Jane Austen’s Persuasion is rich, detailed and compelling; but was its stage production going to be worth the babysitter and three hours of spinal stress? I made myself comfortable in Margate’s intimate Theatre Royale to find out.
After all, when an American Opera performs in your small town and the producers are kind enough to send you tickets, it would be rude not to oblige!
On their fourth theatre of a whistle-stop tour of the UK, Chamber Opera Chicago – from the windy city naturally – finally made it to Margate with their original adaption of Austen’s much loved and final novel – Persuasion.
Persuasion is a story of love lost and found again! The play starts with Jane Austen, telling her niece and nephew, the story of her latest work. As the story progresses, Jane Austen becomes Anne Elliot, played by Barbara Landis.
The narrative begins with the Elliot family, once the richest, now bankrupt. Sir Walter Elliot and his daughters including Anne are forced to move to a smaller estate. And that is when Captain Wentworth makes an appearance in Anne’s life. Captain Wentworth’s love was once rejected by Anne on insistence from her godmother for not matching up to her then upper class status. Decades later, Captain Wentworth has become a man of fortune, pride and class.

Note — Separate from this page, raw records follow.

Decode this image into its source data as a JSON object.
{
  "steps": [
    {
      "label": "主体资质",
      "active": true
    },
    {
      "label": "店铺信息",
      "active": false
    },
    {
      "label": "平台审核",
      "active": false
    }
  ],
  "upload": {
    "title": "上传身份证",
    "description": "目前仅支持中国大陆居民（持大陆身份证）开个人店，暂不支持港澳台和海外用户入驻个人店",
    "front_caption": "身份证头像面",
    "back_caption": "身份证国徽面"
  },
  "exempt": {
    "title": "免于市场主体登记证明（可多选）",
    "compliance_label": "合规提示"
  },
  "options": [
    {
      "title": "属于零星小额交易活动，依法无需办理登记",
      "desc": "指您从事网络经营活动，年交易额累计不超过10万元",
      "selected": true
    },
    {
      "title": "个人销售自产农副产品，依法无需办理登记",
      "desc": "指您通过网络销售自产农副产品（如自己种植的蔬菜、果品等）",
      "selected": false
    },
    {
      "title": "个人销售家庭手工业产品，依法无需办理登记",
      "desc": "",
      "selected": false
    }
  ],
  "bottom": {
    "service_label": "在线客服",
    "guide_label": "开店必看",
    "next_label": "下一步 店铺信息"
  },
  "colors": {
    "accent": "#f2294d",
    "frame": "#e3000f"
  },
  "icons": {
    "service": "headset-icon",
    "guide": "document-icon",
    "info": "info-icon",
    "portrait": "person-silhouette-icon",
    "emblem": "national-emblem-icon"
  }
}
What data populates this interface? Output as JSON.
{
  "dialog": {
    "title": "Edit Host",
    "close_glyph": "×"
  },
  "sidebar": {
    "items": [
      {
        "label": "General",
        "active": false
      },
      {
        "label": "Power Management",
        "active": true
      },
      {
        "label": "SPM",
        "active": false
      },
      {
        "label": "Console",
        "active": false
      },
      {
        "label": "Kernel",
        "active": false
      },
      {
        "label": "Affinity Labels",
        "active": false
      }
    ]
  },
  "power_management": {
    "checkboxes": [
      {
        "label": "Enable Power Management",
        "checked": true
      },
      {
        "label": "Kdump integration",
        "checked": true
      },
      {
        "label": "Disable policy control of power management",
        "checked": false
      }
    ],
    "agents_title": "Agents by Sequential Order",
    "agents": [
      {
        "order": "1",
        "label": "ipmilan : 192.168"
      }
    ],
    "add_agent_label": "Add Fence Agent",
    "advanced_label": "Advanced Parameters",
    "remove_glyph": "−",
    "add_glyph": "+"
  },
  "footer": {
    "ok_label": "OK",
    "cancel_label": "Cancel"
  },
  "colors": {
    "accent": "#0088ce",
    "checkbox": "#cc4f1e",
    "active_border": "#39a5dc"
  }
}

As the narrative progresses, it is supposed that Anne will marry her cousin William Walter Elliot, but the love between Captain Wentworth – played by the director Nick Sandys – and Anne is rekindled and found once again!
The costumes were very well adapted to the era and the design of the set had some wonderful projections. The orchestra was remarkable especially given Theatre Royal is quite tiny for a big opera like this one! Despite a technical glitch in the beginning of the show, the orchestra were confident and made full use of the space.
The bit where I struggled was where the characters struggled to mimic the English accent and at times was going horridly American. I’d rather have it all American or a well trained cast!
Two and half hours for a play is a pretty long time, and sometimes it can be a bit of drag especially when the audience finds bits unnecessary! But what brought some life back into the play was the tap dancers! In an evening party, some sailors managed to do some tap dancing to folk tunes which was refreshing. They got the most applause from a primarily elderly Margate audience.
The production had its funny moments and some dull. Some sang marvellously, especially John Boss who played the character of Sir Walter (great comic timing and remarkable voice projection).
This not for profit troupe are full of excellent talent and ideas. Having said that, the play could have been shorter! I would recommend reading the book – as the book will make you want to go see the play; those unfamiliar with the novel may be less easily converted.